And don’t forget, when you open a new credit card, that information will appear on your credit reports and could affect your credit scores.

Borrow money from family and friends

Borrowing money from family and friends is always a tricky subject. But if you’re desperately in need of cash and a credit card with a zero-interest intro offer won’t work for you, borrowing money from people you know is one option.

Because your relationships are so important to you, this shouldn’t be a handshake, pinky-promise deal. Instead, show your friend or relative proof that you have the funds coming to you soon.
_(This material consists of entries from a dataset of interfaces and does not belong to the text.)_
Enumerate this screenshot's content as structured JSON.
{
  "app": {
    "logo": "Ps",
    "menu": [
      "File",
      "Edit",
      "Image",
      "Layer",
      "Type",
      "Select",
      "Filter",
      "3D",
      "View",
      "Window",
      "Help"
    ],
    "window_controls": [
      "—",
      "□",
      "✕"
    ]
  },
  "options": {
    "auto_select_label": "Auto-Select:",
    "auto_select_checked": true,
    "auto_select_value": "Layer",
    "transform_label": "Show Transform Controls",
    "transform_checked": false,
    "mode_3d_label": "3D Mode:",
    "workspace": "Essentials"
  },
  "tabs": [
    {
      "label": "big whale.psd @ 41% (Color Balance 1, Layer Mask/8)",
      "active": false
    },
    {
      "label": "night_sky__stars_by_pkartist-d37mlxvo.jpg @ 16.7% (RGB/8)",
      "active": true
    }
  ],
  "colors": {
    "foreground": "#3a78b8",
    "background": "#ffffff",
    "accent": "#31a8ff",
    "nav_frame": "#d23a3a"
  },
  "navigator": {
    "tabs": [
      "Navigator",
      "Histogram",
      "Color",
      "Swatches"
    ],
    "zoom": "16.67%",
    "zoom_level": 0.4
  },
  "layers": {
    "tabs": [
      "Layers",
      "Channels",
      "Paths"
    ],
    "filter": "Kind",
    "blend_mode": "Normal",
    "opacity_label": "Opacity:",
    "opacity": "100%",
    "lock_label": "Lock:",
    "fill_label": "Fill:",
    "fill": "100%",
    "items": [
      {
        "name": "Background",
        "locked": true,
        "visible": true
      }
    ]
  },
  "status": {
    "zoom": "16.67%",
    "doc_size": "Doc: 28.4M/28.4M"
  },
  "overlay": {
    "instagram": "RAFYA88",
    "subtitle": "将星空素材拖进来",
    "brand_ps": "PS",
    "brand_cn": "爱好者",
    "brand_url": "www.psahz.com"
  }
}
Draw up a contract stating the terms of the deal. (For example, “I will have the money back to you by this date, and here’s what’ll happen if I don’t.”) Then simply make sure you follow through with the contract.

Bottom line

Patience is always best when you’re waiting for your tax refund. If you filed your return on time and accurately, the wait for your refund could be just a couple of weeks.

But if you just can’t wait the 21 or so days it could take for your tax refund to arrive, be sure you understand any interest, fees and conditions associated with any refund advance, credit card or loan you’re considering.

Christina Taylor is senior manager of tax operations for Credit Karma. She has more than a dozen years of experience in tax, accounting and business operations. Christina founded her own accounting consultancy and managed it for more than six years. She co-developed an online DIY tax-preparation product, serving as chief operating officer for seven years. She is the current treasurer of the National Association of Computerized Tax Processors and holds a bachelor’s in business administration/accounting from Baker College and an MBA from Meredith College. You can find her on LinkedIn.

About the author: Lindsay VanSomeren is a freelance writer living in Kirkland, Washington. She has been a professional dogsled racer, a wildlife researcher, and a participant in the National Spelling Bee. She writes for websites such a… Read more.